The list began with a few basic subject areas and expanded as new themes and local concerns emerged. Topics include:

  • Anti-bias training and expectations
  • Arrest data by race
  • Body-worn cameras
  • Budget
  • CALEA accreditation
  • Conduct and complaints
  • Cultural competency
  • De-escalation
  • Ethics
  • Diversity
  • Hiring process and standards
  • Mental health
  • School resource officers
  • Training
  • Use of force

Many of these were already addressed in policy and online, but the average person is unlikely to go beyond a few cursory clicks to find information.

We owe it to our communities and our employees to make important information readily accessible and easily digestible. Creating a central hub gives community members the content they want with the context we want to provide. While they may only be looking for one answer, having all of the information in one place creates an opportunity for visitors to learn more about your agency.

This page has also become a natural home for other current event responses. When the 8 Can’t Wait initiative gained popularity, people around the country started contacting police and city government officials. Fort Collins Police created a graphic designed to address these questions and added it to the Transparency page for quick reference. When city council members and the police chief hosted a Zoom community meeting about law enforcement, the volume of questions exceeded the response time available during the meeting. FCPS collected all chat questions and posted them as a Q&A on the Transparency page.

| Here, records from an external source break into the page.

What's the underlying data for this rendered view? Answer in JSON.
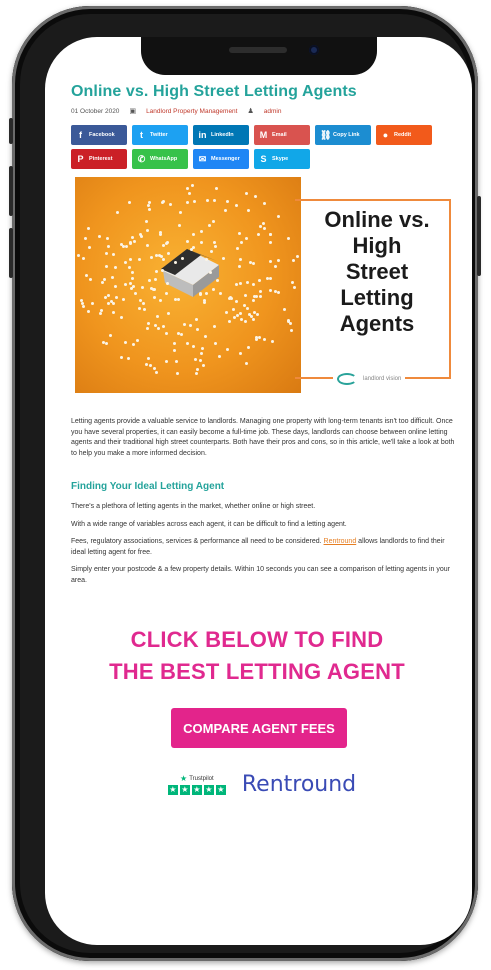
{
  "post": {
    "title": "Online vs. High Street Letting Agents",
    "date": "01 October 2020",
    "category": "Landlord Property Management",
    "author": "admin"
  },
  "share_buttons": [
    {
      "label": "Facebook",
      "glyph": "f",
      "color": "#3b5998"
    },
    {
      "label": "Twitter",
      "glyph": "t",
      "color": "#1da1f2"
    },
    {
      "label": "LinkedIn",
      "glyph": "in",
      "color": "#0077b5"
    },
    {
      "label": "Email",
      "glyph": "M",
      "color": "#d9534f"
    },
    {
      "label": "Copy Link",
      "glyph": "⛓",
      "color": "#1c8dd1"
    },
    {
      "label": "Reddit",
      "glyph": "●",
      "color": "#f25a1b"
    },
    {
      "label": "Pinterest",
      "glyph": "P",
      "color": "#cb2027"
    },
    {
      "label": "WhatsApp",
      "glyph": "✆",
      "color": "#37c24a"
    },
    {
      "label": "Messenger",
      "glyph": "✉",
      "color": "#1f86f5"
    },
    {
      "label": "Skype",
      "glyph": "S",
      "color": "#11a7e8"
    }
  ],
  "hero": {
    "lines": [
      "Online vs.",
      "High",
      "Street",
      "Letting",
      "Agents"
    ],
    "brand": "landlord vision"
  },
  "intro": "Letting agents provide a valuable service to landlords. Managing one property with long-term tenants isn't too difficult. Once you have several properties, it can easily become a full-time job. These days, landlords can choose between online letting agents and their traditional high street counterparts. Both have their pros and cons, so in this article, we'll take a look at both to help you make a more informed decision.",
  "section": {
    "heading": "Finding Your Ideal Letting Agent",
    "p1": "There's a plethora of letting agents in the market, whether online or high street.",
    "p2": "With a wide range of variables across each agent, it can be difficult to find a letting agent.",
    "p3_before": "Fees, regulatory associations, services & performance all need to be considered. ",
    "p3_link": "Rentround",
    "p3_after": " allows landlords to find their ideal letting agent for free.",
    "p4": "Simply enter your postcode & a few property details. Within 10 seconds you can see a comparison of letting agents in your area."
  },
  "cta": {
    "line1": "CLICK BELOW TO FIND",
    "line2": "THE BEST LETTING AGENT",
    "button": "COMPARE AGENT FEES"
  },
  "badges": {
    "trustpilot": "Trustpilot",
    "rentround": "Rentround"
  },
  "colors": {
    "teal": "#24a39b",
    "pink": "#e3248b",
    "orange": "#f0951e"
  }
}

Having a central resource page can also serve your employees. Whether at work or at home, police employees are constantly subjected to questions about law enforcement. A resource page can serve as a tool for them to provide consistent and thorough responses about your agency’s operations. The emotional toll of these constant inquiries can also wear on employees, so equipping them with a link to easily share can help mitigate this burden as well.

Best practices for setting up a transparency resource

Agencies considering creating a transparency resource should consider the following:

  1. Make it accessible. If it’s not easy to find, easy to read, or easy to navigate, it will become another unused page buried on a government website.
  2. Communicate internally first. Before you roll out information to the public, make sure your employees know what it will contain, how it will benefit them, and how it will serve agency-community relations.
  3. Promote it. Share it on your social media channels, send it to your media and community partners, reference it during interviews, share it with city leadership to help them address concerns that they receive.
  4. Keep evolving. Stay relevant by updating the resource as new questions arise and new data becomes available.

At the end of the day, we are ultimately responsible for ensuring that people have an accurate picture of what we do and how we do it. With this shared understanding, we can collaborate with community members to make meaningful progress that benefits our profession and the people we serve.

Kate Kimble is the public information director for Larimer County Sheriff’s Office in Colorado. Previously she was the public relations manager for Fort Collins Police Services in Fort Collins, Colorado. She holds a graduate certificate in Strategic Communication Management from Purdue University and has professional experience in crisis communication, journalism, small business marketing and social media management.